■ **WHAT THE TASK ASKS**:
Without the pictures, copy all of the data exactly.

━━━ SOURCE MATERIAL

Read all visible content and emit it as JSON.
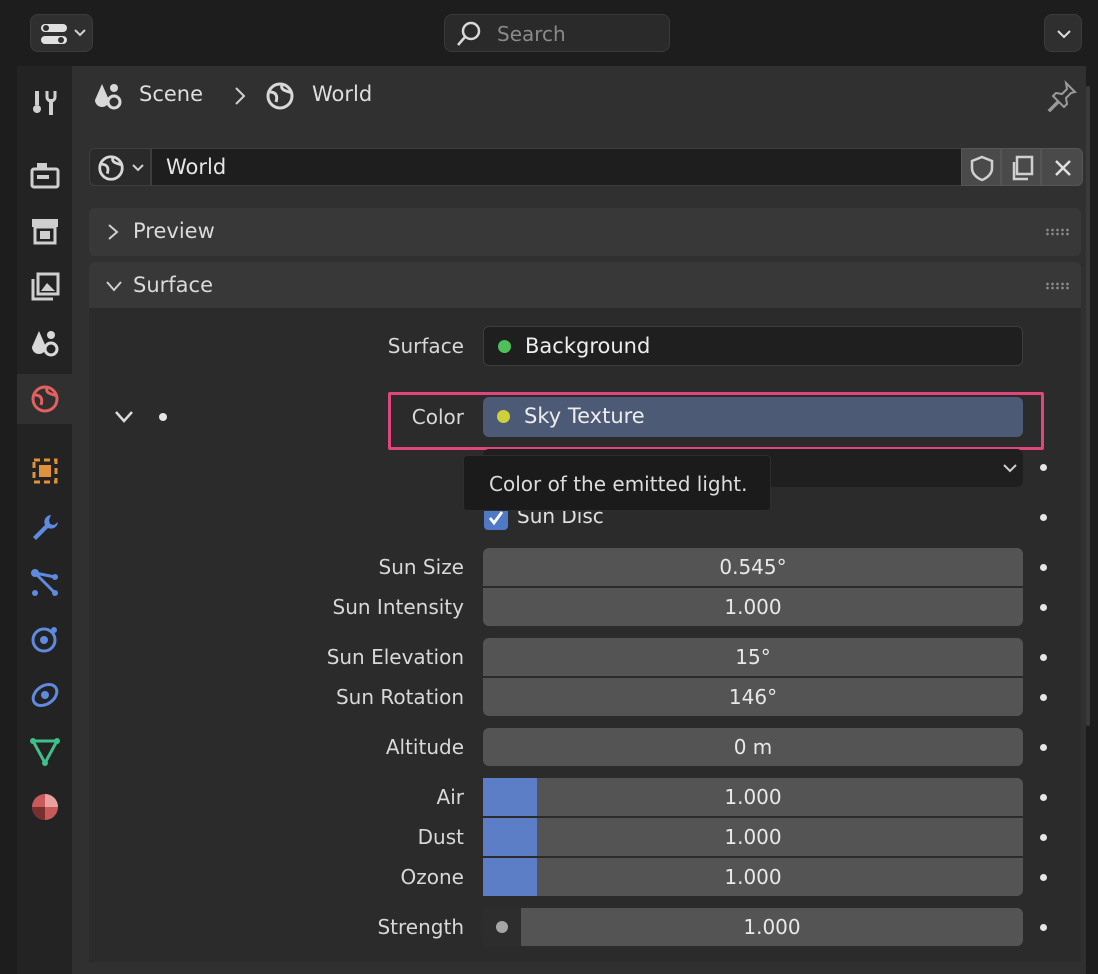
{
  "search": {
    "placeholder": "Search"
  },
  "breadcrumb": {
    "scene": "Scene",
    "world": "World"
  },
  "world_datablock": {
    "name": "World"
  },
  "sections": {
    "preview": "Preview",
    "surface": "Surface"
  },
  "surface": {
    "surface_label": "Surface",
    "surface_value": "Background",
    "surface_socket_color": "#4fbf5a",
    "color_label": "Color",
    "color_value": "Sky Texture",
    "color_socket_color": "#cfcf3a",
    "tooltip": "Color of the emitted light.",
    "sun_disc_label": "Sun Disc",
    "sun_disc_checked": true
  },
  "params": {
    "sun_size": {
      "label": "Sun Size",
      "value": "0.545°"
    },
    "sun_intensity": {
      "label": "Sun Intensity",
      "value": "1.000"
    },
    "sun_elevation": {
      "label": "Sun Elevation",
      "value": "15°"
    },
    "sun_rotation": {
      "label": "Sun Rotation",
      "value": "146°"
    },
    "altitude": {
      "label": "Altitude",
      "value": "0 m"
    },
    "air": {
      "label": "Air",
      "value": "1.000",
      "fill_fraction": 0.1
    },
    "dust": {
      "label": "Dust",
      "value": "1.000",
      "fill_fraction": 0.1
    },
    "ozone": {
      "label": "Ozone",
      "value": "1.000",
      "fill_fraction": 0.1
    },
    "strength": {
      "label": "Strength",
      "value": "1.000"
    }
  },
  "colors": {
    "highlight": "#e0467d",
    "accent": "#5b7ec6",
    "panel": "#303030"
  }
}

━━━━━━

■ **YOUR SOLUTION**:
Read all visible content and emit it as JSON.
{
  "search": {
    "placeholder": "Search"
  },
  "breadcrumb": {
    "scene": "Scene",
    "world": "World"
  },
  "world_datablock": {
    "name": "World"
  },
  "sections": {
    "preview": "Preview",
    "surface": "Surface"
  },
  "surface": {
    "surface_label": "Surface",
    "surface_value": "Background",
    "surface_socket_color": "#4fbf5a",
    "color_label": "Color",
    "color_value": "Sky Texture",
    "color_socket_color": "#cfcf3a",
    "tooltip": "Color of the emitted light.",
    "sun_disc_label": "Sun Disc",
    "sun_disc_checked": true
  },
  "params": {
    "sun_size": {
      "label": "Sun Size",
      "value": "0.545°"
    },
    "sun_intensity": {
      "label": "Sun Intensity",
      "value": "1.000"
    },
    "sun_elevation": {
      "label": "Sun Elevation",
      "value": "15°"
    },
    "sun_rotation": {
      "label": "Sun Rotation",
      "value": "146°"
    },
    "altitude": {
      "label": "Altitude",
      "value": "0 m"
    },
    "air": {
      "label": "Air",
      "value": "1.000",
      "fill_fraction": 0.1
    },
    "dust": {
      "label": "Dust",
      "value": "1.000",
      "fill_fraction": 0.1
    },
    "ozone": {
      "label": "Ozone",
      "value": "1.000",
      "fill_fraction": 0.1
    },
    "strength": {
      "label": "Strength",
      "value": "1.000"
    }
  },
  "colors": {
    "highlight": "#e0467d",
    "accent": "#5b7ec6",
    "panel": "#303030"
  }
}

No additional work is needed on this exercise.